■ Goal of the exercise: Render every line of the data exactly as written, and leave out the pictures.

[Opening Records to process section]

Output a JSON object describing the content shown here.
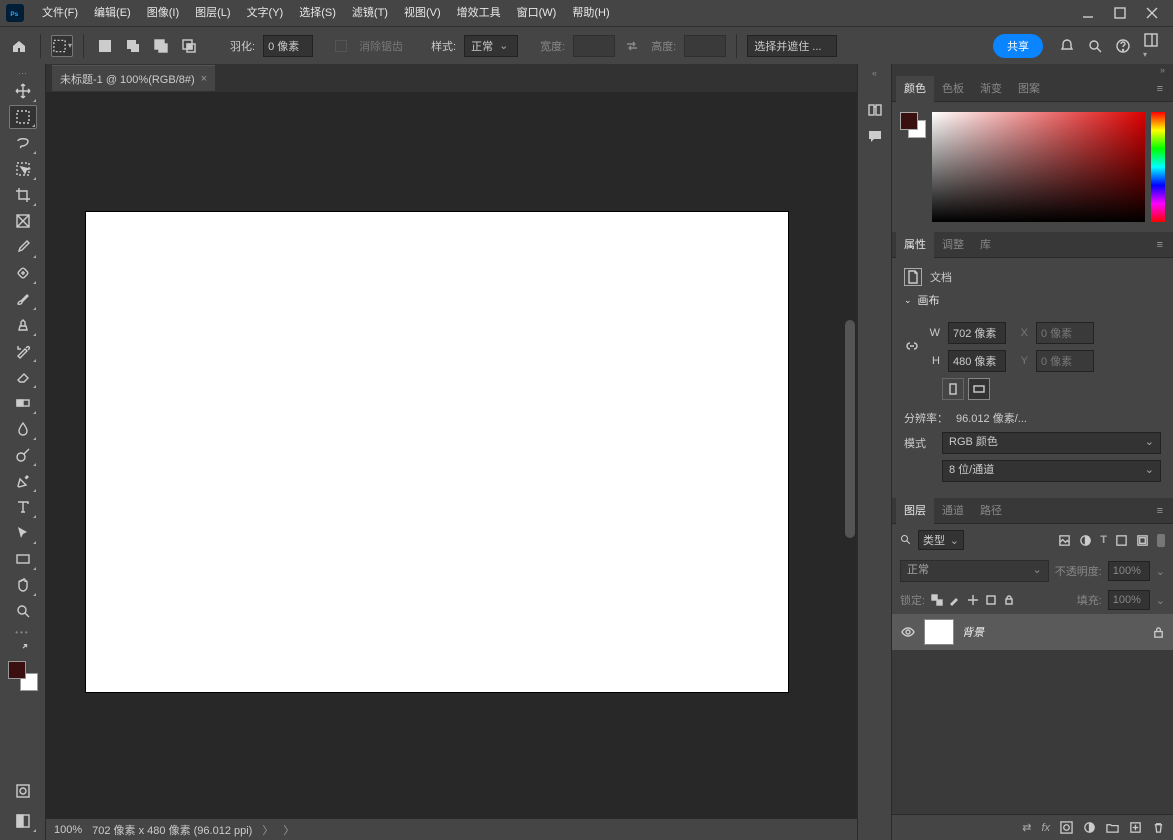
{
  "menubar": {
    "items": [
      "文件(F)",
      "编辑(E)",
      "图像(I)",
      "图层(L)",
      "文字(Y)",
      "选择(S)",
      "滤镜(T)",
      "视图(V)",
      "增效工具",
      "窗口(W)",
      "帮助(H)"
    ]
  },
  "optionsbar": {
    "feather_label": "羽化:",
    "feather_value": "0 像素",
    "antialias_label": "消除锯齿",
    "style_label": "样式:",
    "style_value": "正常",
    "width_label": "宽度:",
    "height_label": "高度:",
    "select_mask_btn": "选择并遮住 ...",
    "share_btn": "共享"
  },
  "document": {
    "tab_title": "未标题-1 @ 100%(RGB/8#)",
    "zoom": "100%",
    "status": "702 像素 x 480 像素 (96.012 ppi)"
  },
  "colors": {
    "foreground": "#3a0f0f",
    "background": "#ffffff"
  },
  "color_panel": {
    "tabs": [
      "颜色",
      "色板",
      "渐变",
      "图案"
    ]
  },
  "properties_panel": {
    "tabs": [
      "属性",
      "调整",
      "库"
    ],
    "doc_label": "文档",
    "section_canvas": "画布",
    "w_label": "W",
    "w_value": "702 像素",
    "h_label": "H",
    "h_value": "480 像素",
    "x_label": "X",
    "x_value": "0 像素",
    "y_label": "Y",
    "y_value": "0 像素",
    "resolution_label": "分辨率：",
    "resolution_value": "96.012 像素/...",
    "mode_label": "模式",
    "mode_value": "RGB 颜色",
    "depth_value": "8 位/通道"
  },
  "layers_panel": {
    "tabs": [
      "图层",
      "通道",
      "路径"
    ],
    "kind_label": "类型",
    "blend_value": "正常",
    "opacity_label": "不透明度:",
    "opacity_value": "100%",
    "lock_label": "锁定:",
    "fill_label": "填充:",
    "fill_value": "100%",
    "layers": [
      {
        "name": "背景",
        "visible": true,
        "locked": true
      }
    ]
  }
}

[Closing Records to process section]

■ Written answer:
Output a JSON object describing the content shown here.
{
  "menubar": {
    "items": [
      "文件(F)",
      "编辑(E)",
      "图像(I)",
      "图层(L)",
      "文字(Y)",
      "选择(S)",
      "滤镜(T)",
      "视图(V)",
      "增效工具",
      "窗口(W)",
      "帮助(H)"
    ]
  },
  "optionsbar": {
    "feather_label": "羽化:",
    "feather_value": "0 像素",
    "antialias_label": "消除锯齿",
    "style_label": "样式:",
    "style_value": "正常",
    "width_label": "宽度:",
    "height_label": "高度:",
    "select_mask_btn": "选择并遮住 ...",
    "share_btn": "共享"
  },
  "document": {
    "tab_title": "未标题-1 @ 100%(RGB/8#)",
    "zoom": "100%",
    "status": "702 像素 x 480 像素 (96.012 ppi)"
  },
  "colors": {
    "foreground": "#3a0f0f",
    "background": "#ffffff"
  },
  "color_panel": {
    "tabs": [
      "颜色",
      "色板",
      "渐变",
      "图案"
    ]
  },
  "properties_panel": {
    "tabs": [
      "属性",
      "调整",
      "库"
    ],
    "doc_label": "文档",
    "section_canvas": "画布",
    "w_label": "W",
    "w_value": "702 像素",
    "h_label": "H",
    "h_value": "480 像素",
    "x_label": "X",
    "x_value": "0 像素",
    "y_label": "Y",
    "y_value": "0 像素",
    "resolution_label": "分辨率：",
    "resolution_value": "96.012 像素/...",
    "mode_label": "模式",
    "mode_value": "RGB 颜色",
    "depth_value": "8 位/通道"
  },
  "layers_panel": {
    "tabs": [
      "图层",
      "通道",
      "路径"
    ],
    "kind_label": "类型",
    "blend_value": "正常",
    "opacity_label": "不透明度:",
    "opacity_value": "100%",
    "lock_label": "锁定:",
    "fill_label": "填充:",
    "fill_value": "100%",
    "layers": [
      {
        "name": "背景",
        "visible": true,
        "locked": true
      }
    ]
  }
}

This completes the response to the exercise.